Most Important Benefits Of Long-Distance Running

The benefits of long-distance running are well documented. You are helping the environment at the same time! However, there is a lot more to running than just getting fit. The benefits of long-distance running include:

Prevent depression

Long runs help prevent depression. I’ve run several marathons and by far the best thing that cross-training does for me is reducing the feeling of sadness that I usually feel running. The best part is that it doesn’t have to be a full marathon; you could easily do half of a marathon a week and feel almost no change in your moods. There’s a reason that marathons are called a race, it’s because they’re fast! I’ve probably heard that a hundred times before but what I’m talking about is a psychological benefit.

You improve your mental well-being and clarity. Running is great for reducing stress and anxiety. You will find that you have more energy, a clearer head, and you have a greater sense of accomplishment from finishing a marathon. When you’re running far enough, you’ll experience less anxiety, too. The result is a more balanced emotional state which can reduce stress and anxiety.

Build bone density

Long-distance running helps build bone density. That’s right, I said it. It builds bone density. Runners that do sprint usually break a bone in their feet or ankles if they’re not careful. Sprinting not only strengthens the bones but also stimulates bone formation. Studies show that those who do sprint recover faster from injury than runners who don’t. Also, to prevent such an accident from occurring, it is important to choose the right running shoes.

Fat burning

You increase your body’s fat-burning effects and lose weight while running. A lot of research has been done on how the various benefits of long-distance running affect fat burning. Overall, participants in sprinting sessions burned more calories, which means they had to work harder to lose weight. Sprints seem to have a slightly higher impact on the metabolism compared to walking or jogging.

man running marathon

Cardiovascular benefits

Your heart benefits. Runners tend to be in better shape overall and their cardiovascular system works at peak efficiency. When you run long distances, your heart works harder and stronger to pump blood around your body and get it to all the places it needs to go. It also pumps oxygen-rich blood to vital organs in your body. Over time this helps keep your heart and lungs healthy. Those who run long distances report less resting heart rate and better overall health.
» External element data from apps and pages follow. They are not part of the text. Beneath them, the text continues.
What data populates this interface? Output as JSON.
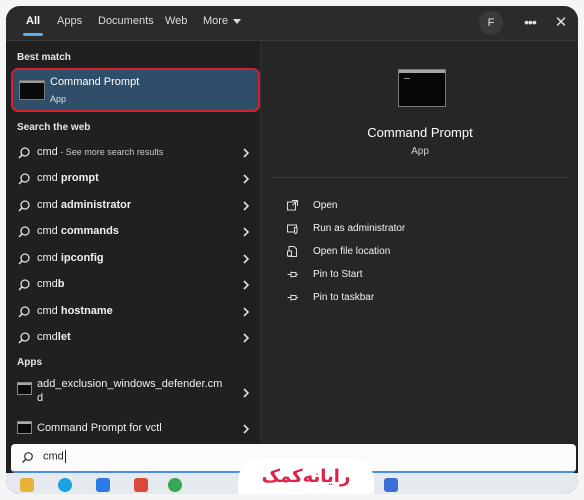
{
  "filter_bar": {
    "tabs": [
      {
        "label": "All",
        "active": true
      },
      {
        "label": "Apps",
        "active": false
      },
      {
        "label": "Documents",
        "active": false
      },
      {
        "label": "Web",
        "active": false
      },
      {
        "label": "More",
        "active": false
      }
    ],
    "avatar_letter": "F",
    "options_icon": "more-dots-icon",
    "close_icon": "close-icon"
  },
  "results": {
    "best_match_label": "Best match",
    "best_match": {
      "title": "Command Prompt",
      "subtitle": "App",
      "icon": "command-prompt-icon"
    },
    "web_label": "Search the web",
    "web_items": [
      {
        "prefix": "cmd",
        "bold": "",
        "suffix": " - See more search results"
      },
      {
        "prefix": "cmd ",
        "bold": "prompt",
        "suffix": ""
      },
      {
        "prefix": "cmd ",
        "bold": "administrator",
        "suffix": ""
      },
      {
        "prefix": "cmd ",
        "bold": "commands",
        "suffix": ""
      },
      {
        "prefix": "cmd ",
        "bold": "ipconfig",
        "suffix": ""
      },
      {
        "prefix": "cmd",
        "bold": "b",
        "suffix": ""
      },
      {
        "prefix": "cmd ",
        "bold": "hostname",
        "suffix": ""
      },
      {
        "prefix": "cmd",
        "bold": "let",
        "suffix": ""
      }
    ],
    "apps_label": "Apps",
    "app_items": [
      {
        "line1": "add_exclusion_windows_defender.cm",
        "line2": "d"
      },
      {
        "line1": "Command Prompt for vctl",
        "line2": ""
      }
    ]
  },
  "preview": {
    "title": "Command Prompt",
    "subtitle": "App",
    "actions": [
      {
        "label": "Open",
        "icon": "open-icon"
      },
      {
        "label": "Run as administrator",
        "icon": "shield-icon"
      },
      {
        "label": "Open file location",
        "icon": "file-location-icon"
      },
      {
        "label": "Pin to Start",
        "icon": "pin-icon"
      },
      {
        "label": "Pin to taskbar",
        "icon": "pin-icon"
      }
    ]
  },
  "search": {
    "value": "cmd"
  },
  "watermark": "رایانه‌کمک",
  "colors": {
    "accent": "#5cb0f0",
    "selection_bg": "#2f4e6a",
    "highlight_border": "#d3202b",
    "watermark": "#e0224a"
  }
}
If you are trying to lose weight or increase your cardiovascular conditioning, you should start by running a half-marathon or a marathon. To help improve your technique, there are plenty of coaching clinics and DVDs available. You can also get a head start on your training by following a half-marathon program first, and then increasing your distance and speed as your conditioning improves.

You will lower your chances of developing some of life’s ailments. Some people might think running long distances is just an aerobic workout. The thing is, you are working many parts of the body at once, whether you’re running fast or walking. That’s why your endurance level increases and why many people say they feel healthier after a run. It’s also why many people say that they get a better night’s sleep when they run.

Aerobic endurance

One of the benefits of long-distance running is that it helps to develop your aerobic endurance. Your cardiovascular system becomes stronger because it is forced to use more of your leg muscles to keep up with the increased speed of your pace. The more your heart works, the more oxygen it has to deliver to your muscles, allowing you to build endurance.

Overall

There are numerous positive benefits of long-distance running. However, if you are a beginner, you might want to start with a half-marathon first, to determine how you do. You can also take a look at the suggested course for the marathon or half-marathon. The important thing to remember is that you should always strive to maximize the overall physical benefits of your exercise program. If you are already doing more than enough to lose weight, reduce your risk for disease by exercising, or just getting in shape, you should consider increasing the intensity of your physical activity.

If you have been an athlete, you probably know the benefits of long runs, but if not, you should. Elite runners can maintain their endurance for up to 24 hours. There is no “best” time to begin an endurance training program, but most experts agree that it is best to do your workouts gradually. If you do too much too quickly, you can jeopardize your progress.